The next morning, alone for the first time in days, the emotion washed over me in salty, sobbing waves. How can the world be So Beautiful and So Sorrowful all at once?
The Soup Team this week included Polly and granddaughter Eva, Heather and son Atom, Zach, Deborah and Dickie. They made some magic together, with the help of beautiful vegetables from several Gardens and bone broth and meat from our dear friend Nigel. For information on our Sunday Work Parties you can click HERE. We were just $400 short of our June Budget, which carries over as a negative balance for July. Thank you so much to all those who have considered financial gifts! We will continue this unpromising work on behalf of some unlikely possibilities as long as we’ve got a few scraps of kindling for the fire, which generously casts its glow on the faces of the good people gathered ‘round. Thank you for reading. We look forward to seeing you on Friday!
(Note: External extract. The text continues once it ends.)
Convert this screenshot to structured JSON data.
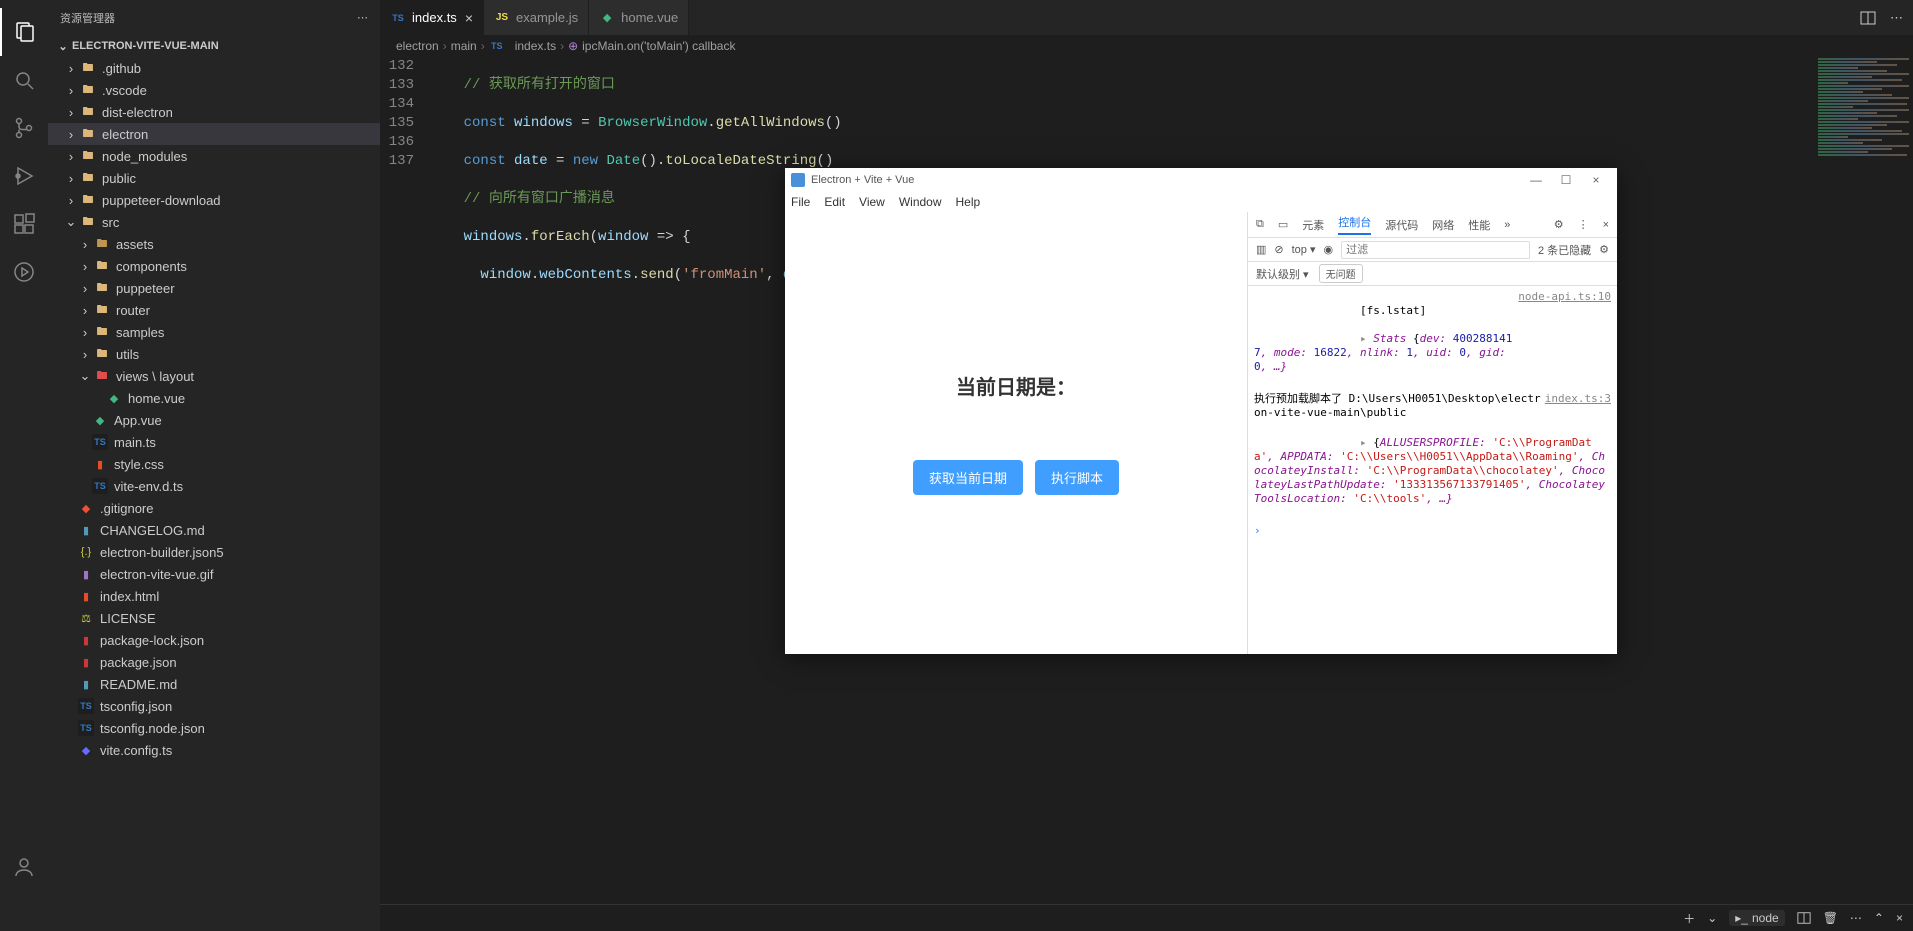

Here is what you will find in this letter:
- SOUP MENU for 7/3
- INVITATION: FOOD DISTRIBUTION DETAILS
- BUDGET UPDATE
With Great Care,
Adam and the Brush Brook Community Farm Team
- Brush Brook Soup – Scallions, Garlic Scapes, Wild Greens, Radishes, Carrots, Beef, Herbs, Bone Broth.
- Vegetarian Soup – Pureed Sweet Potatoes, Turnips, Garlic and Cherry Tomatoes from last summer.
INVITATION: FOOD DISTRIBUTION DETAILS
Friday 7/3, 4:00pm – 6:00 pm
Brush Brook Community Farm & Running Stone Bread
4582 Main Road, Huntington, VT.
Bread Varieties this week: Simple Wheat, Polenta, 3 Seed, Rye, Sprouted Grain, Backcountry Loaf (gf)
Would you consider coming by for bread and soup for your household, and/or some to drop off to a neighbor on your way home?
BUDGET UPDATE: Thank you for Considering the July Budget
Many heartfelt thanks to all who have responded to these invitations by sending in Financial Gifts. If you would like to support our work, you can mail checks made out to Brush Brook Community Farm to PO Box 202, Huntington, VT, 05462, bring gifts to the Bread and Soup Stand, or donate through the website.
Brush Brook Community Farm and Bakery – July Budget
|Remaining Balance from June||$ 400.00|
|Estimated Expenses for July|
|Bread Ingredients & Packaging||$ 1,115.50|
|Bakery Overhead (Insur., Electric, etc.)||$ 555.86|
|Bakery Rent||$ 300.00|
|Farm Expenses||$ 1,051.76|
|Farm/Bakery Team Requested Gifts|
|Adam Wilson Personal Living (full time)||$ 648.08|
|Adam Wilson Rent||$ 200.00|
|Erik Weil (part time) Rent/Housing||$ 500.00|
|Collin McCarthy (part time) Utilities||$ 100.00|
|Bakery Deferred Maintenance Fund||$ 400.00|
|Estimated Federal/State Taxes||$ 351.22|
|Paypal Fees||$ 75.00|
Support the Farm & Bakery
The operations of Brush Brook Community Farm & Bakery are maintained by neighborly working hands and financial gifts. Your generous monetary support propels the gift of food forward to those open to receiving it.